Task statement:
The answer should match the entries below word for word, minus their pictures.

Records provided:
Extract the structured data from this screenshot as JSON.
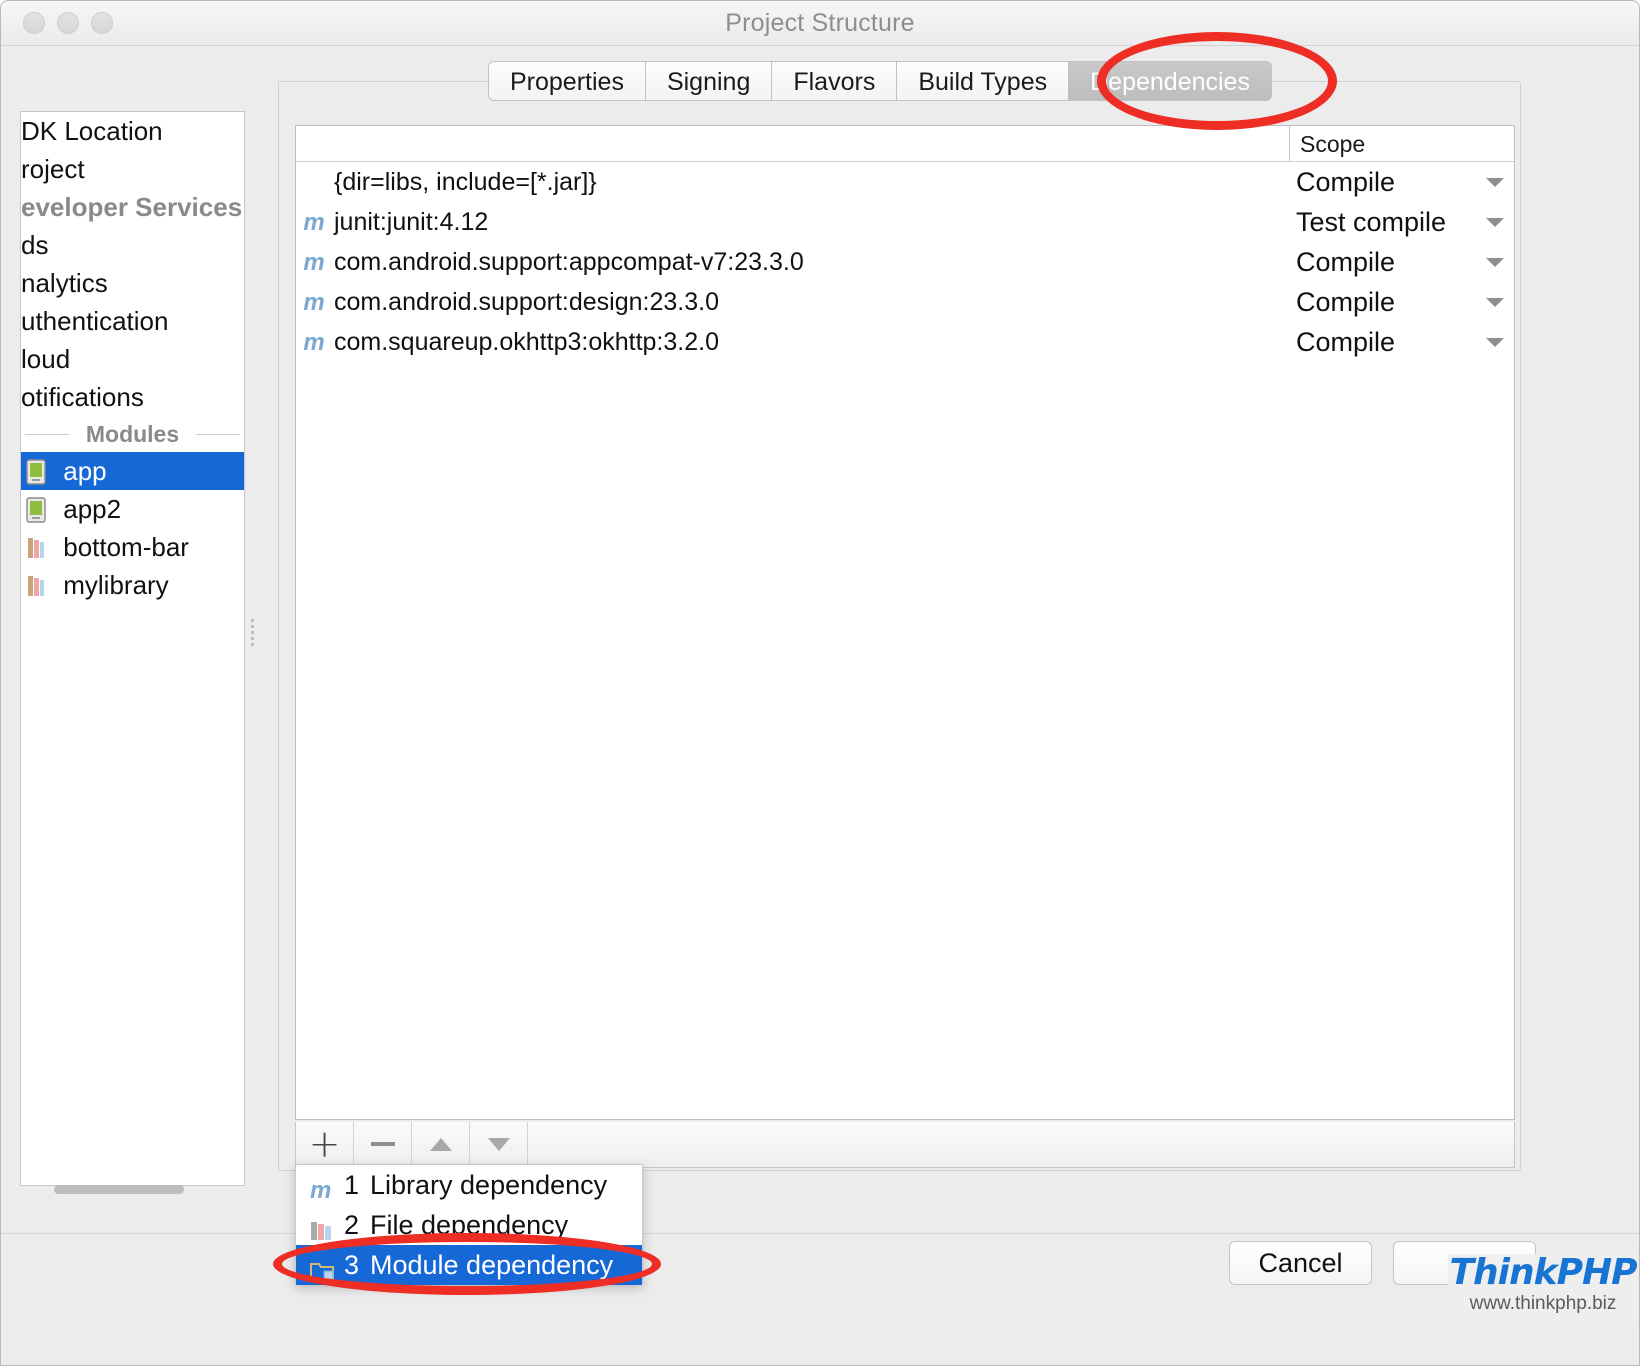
{
  "window": {
    "title": "Project Structure",
    "traffic_lights": [
      "close-button",
      "minimize-button",
      "zoom-button"
    ]
  },
  "sidebar": {
    "add_label": "+",
    "remove_label": "−",
    "items": [
      {
        "label": "DK Location",
        "type": "item",
        "icon": "",
        "selected": false
      },
      {
        "label": "roject",
        "type": "item",
        "icon": "",
        "selected": false
      },
      {
        "label": "eveloper Services",
        "type": "group-header",
        "icon": "",
        "selected": false
      },
      {
        "label": "ds",
        "type": "item",
        "icon": "",
        "selected": false
      },
      {
        "label": "nalytics",
        "type": "item",
        "icon": "",
        "selected": false
      },
      {
        "label": "uthentication",
        "type": "item",
        "icon": "",
        "selected": false
      },
      {
        "label": "loud",
        "type": "item",
        "icon": "",
        "selected": false
      },
      {
        "label": "otifications",
        "type": "item",
        "icon": "",
        "selected": false
      },
      {
        "label": "Modules",
        "type": "separator-header",
        "icon": "",
        "selected": false
      },
      {
        "label": "app",
        "type": "module",
        "icon": "android-module-icon",
        "selected": true
      },
      {
        "label": "app2",
        "type": "module",
        "icon": "android-module-icon",
        "selected": false
      },
      {
        "label": "bottom-bar",
        "type": "module",
        "icon": "library-module-icon",
        "selected": false
      },
      {
        "label": "mylibrary",
        "type": "module",
        "icon": "library-module-icon",
        "selected": false
      }
    ]
  },
  "tabs": [
    {
      "label": "Properties",
      "active": false
    },
    {
      "label": "Signing",
      "active": false
    },
    {
      "label": "Flavors",
      "active": false
    },
    {
      "label": "Build Types",
      "active": false
    },
    {
      "label": "Dependencies",
      "active": true
    }
  ],
  "dependencies_table": {
    "columns": [
      "",
      "Scope"
    ],
    "rows": [
      {
        "name": "{dir=libs, include=[*.jar]}",
        "icon": "",
        "scope": "Compile"
      },
      {
        "name": "junit:junit:4.12",
        "icon": "maven-icon",
        "scope": "Test compile"
      },
      {
        "name": "com.android.support:appcompat-v7:23.3.0",
        "icon": "maven-icon",
        "scope": "Compile"
      },
      {
        "name": "com.android.support:design:23.3.0",
        "icon": "maven-icon",
        "scope": "Compile"
      },
      {
        "name": "com.squareup.okhttp3:okhttp:3.2.0",
        "icon": "maven-icon",
        "scope": "Compile"
      }
    ]
  },
  "dep_toolbar": {
    "add": "+",
    "remove": "−",
    "move_up": "▲",
    "move_down": "▼"
  },
  "add_menu": {
    "items": [
      {
        "num": "1",
        "label": "Library dependency",
        "icon": "maven-icon",
        "selected": false
      },
      {
        "num": "2",
        "label": "File dependency",
        "icon": "file-jar-icon",
        "selected": false
      },
      {
        "num": "3",
        "label": "Module dependency",
        "icon": "module-folder-icon",
        "selected": true
      }
    ]
  },
  "footer": {
    "cancel_label": "Cancel",
    "ok_label": ""
  },
  "watermark": {
    "title": "ThinkPHP",
    "url": "www.thinkphp.biz"
  },
  "colors": {
    "selection_blue": "#1668d6",
    "annotation_red": "#ee2d24",
    "maven_icon_blue": "#7ba7d4",
    "watermark_blue": "#1874d2"
  }
}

Result of the task:
Extract the structured data from this screenshot as JSON.
{
  "window": {
    "title": "Project Structure",
    "traffic_lights": [
      "close-button",
      "minimize-button",
      "zoom-button"
    ]
  },
  "sidebar": {
    "add_label": "+",
    "remove_label": "−",
    "items": [
      {
        "label": "DK Location",
        "type": "item",
        "icon": "",
        "selected": false
      },
      {
        "label": "roject",
        "type": "item",
        "icon": "",
        "selected": false
      },
      {
        "label": "eveloper Services",
        "type": "group-header",
        "icon": "",
        "selected": false
      },
      {
        "label": "ds",
        "type": "item",
        "icon": "",
        "selected": false
      },
      {
        "label": "nalytics",
        "type": "item",
        "icon": "",
        "selected": false
      },
      {
        "label": "uthentication",
        "type": "item",
        "icon": "",
        "selected": false
      },
      {
        "label": "loud",
        "type": "item",
        "icon": "",
        "selected": false
      },
      {
        "label": "otifications",
        "type": "item",
        "icon": "",
        "selected": false
      },
      {
        "label": "Modules",
        "type": "separator-header",
        "icon": "",
        "selected": false
      },
      {
        "label": "app",
        "type": "module",
        "icon": "android-module-icon",
        "selected": true
      },
      {
        "label": "app2",
        "type": "module",
        "icon": "android-module-icon",
        "selected": false
      },
      {
        "label": "bottom-bar",
        "type": "module",
        "icon": "library-module-icon",
        "selected": false
      },
      {
        "label": "mylibrary",
        "type": "module",
        "icon": "library-module-icon",
        "selected": false
      }
    ]
  },
  "tabs": [
    {
      "label": "Properties",
      "active": false
    },
    {
      "label": "Signing",
      "active": false
    },
    {
      "label": "Flavors",
      "active": false
    },
    {
      "label": "Build Types",
      "active": false
    },
    {
      "label": "Dependencies",
      "active": true
    }
  ],
  "dependencies_table": {
    "columns": [
      "",
      "Scope"
    ],
    "rows": [
      {
        "name": "{dir=libs, include=[*.jar]}",
        "icon": "",
        "scope": "Compile"
      },
      {
        "name": "junit:junit:4.12",
        "icon": "maven-icon",
        "scope": "Test compile"
      },
      {
        "name": "com.android.support:appcompat-v7:23.3.0",
        "icon": "maven-icon",
        "scope": "Compile"
      },
      {
        "name": "com.android.support:design:23.3.0",
        "icon": "maven-icon",
        "scope": "Compile"
      },
      {
        "name": "com.squareup.okhttp3:okhttp:3.2.0",
        "icon": "maven-icon",
        "scope": "Compile"
      }
    ]
  },
  "dep_toolbar": {
    "add": "+",
    "remove": "−",
    "move_up": "▲",
    "move_down": "▼"
  },
  "add_menu": {
    "items": [
      {
        "num": "1",
        "label": "Library dependency",
        "icon": "maven-icon",
        "selected": false
      },
      {
        "num": "2",
        "label": "File dependency",
        "icon": "file-jar-icon",
        "selected": false
      },
      {
        "num": "3",
        "label": "Module dependency",
        "icon": "module-folder-icon",
        "selected": true
      }
    ]
  },
  "footer": {
    "cancel_label": "Cancel",
    "ok_label": ""
  },
  "watermark": {
    "title": "ThinkPHP",
    "url": "www.thinkphp.biz"
  },
  "colors": {
    "selection_blue": "#1668d6",
    "annotation_red": "#ee2d24",
    "maven_icon_blue": "#7ba7d4",
    "watermark_blue": "#1874d2"
  }
}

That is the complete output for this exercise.